However, the city's worldwide fame at the time came from the tales of the legendary Trojan War. Homer, the first Western poet, created the myth of Troy in his literary work "Iliad". Until late antiquity, the scene of the Greek and Trojan heroes was highly revered, and it was only with the arrival of Christianity in the Middle Ages that it slowly fell into oblivion.
Debate about Troy
The significance of ancient Troy is still one of the most controversial topics among archaeologists today. In the "Troy debate", the opponents discuss the actual facts publicly and with media attention.
The settlement mound Hiersalik (which, by the way, means "provided with a castle") was first publicly described as the site of Troy by a Scottish amateur geologist in the early 19th century, which led to the first trial excavations with impressive finds.
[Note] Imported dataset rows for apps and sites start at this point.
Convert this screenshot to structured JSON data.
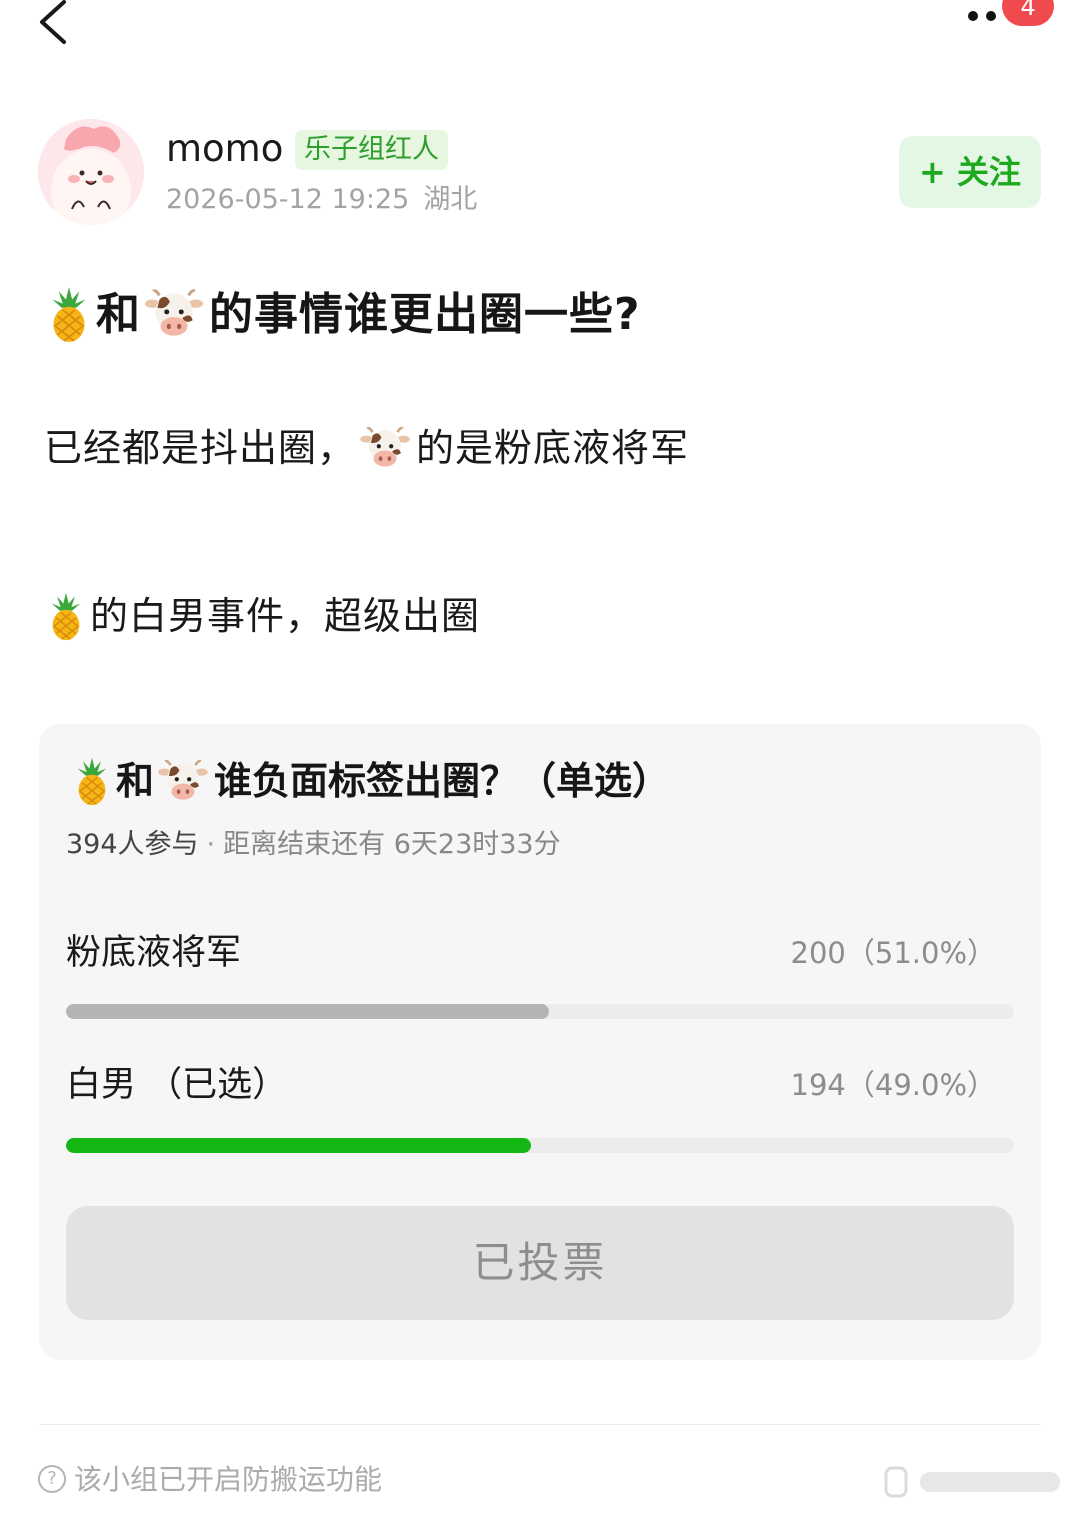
{
  "topbar": {
    "notification_count": "4"
  },
  "author": {
    "name": "momo",
    "tag": "乐子组红人",
    "datetime": "2026-05-12 19:25",
    "location": "湖北",
    "follow_label": "+ 关注"
  },
  "post": {
    "title_connector": "和",
    "title_rest": "的事情谁更出圈一些?",
    "line1_prefix": "已经都是抖出圈，",
    "line1_suffix": "的是粉底液将军",
    "line2_suffix": "的白男事件，超级出圈"
  },
  "poll": {
    "title_connector": "和",
    "title_rest": "谁负面标签出圈？（单选）",
    "participants": "394人参与",
    "separator": "·",
    "time_left": "距离结束还有 6天23时33分",
    "options": [
      {
        "label": "粉底液将军",
        "result": "200（51.0%）",
        "votes": 200,
        "percent": 51.0,
        "selected": false,
        "bar_color": "#b4b4b4"
      },
      {
        "label": "白男 （已选）",
        "result": "194（49.0%）",
        "votes": 194,
        "percent": 49.0,
        "selected": true,
        "bar_color": "#14b814"
      }
    ],
    "vote_button_label": "已投票"
  },
  "footer": {
    "note": "该小组已开启防搬运功能"
  },
  "icons": {
    "back": "chevron-left-icon",
    "more": "more-dots-icon",
    "pineapple": "pineapple-emoji-icon",
    "cow": "cow-emoji-icon",
    "help": "question-circle-icon"
  },
  "colors": {
    "accent_green": "#14b814",
    "tag_bg": "#e7f6df",
    "badge_red": "#f04a4f"
  }
}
However, further research was not supported. It was not until about 40 years later that the German archaeologist Heinrich Schliemann came across the information by chance and announced in 1873 that he had found Troy - and with it the (also disputed) "gold treasure of Priam", which brought him actual fame.
Did the Trojan War really exist?
The Trojan War is still controversial. Battles undoubtedly took place, but like any heroic saga, the "Iliad" probably cannot be called a historical work. Whether Homer's Troy or not, the excavation site is in any case a place of historical significance, which earned it a listing on the UNESCO World Heritage List in 1998.
Even though there is not much left of the historic city apart from some excavation remains of foundation walls, columns and amphitheatres, walking on the ground where the great heroes of antiquity are said to have shed their blood is an unforgettable experience for many. Numerous visitors make the pilgrimage to the supposed battlefield of the Trojan War year after year.
Legend or not, the mythical place has something heroic about it despite everything. Myths come to life again between the ancient walls, there are no limits to the imagination.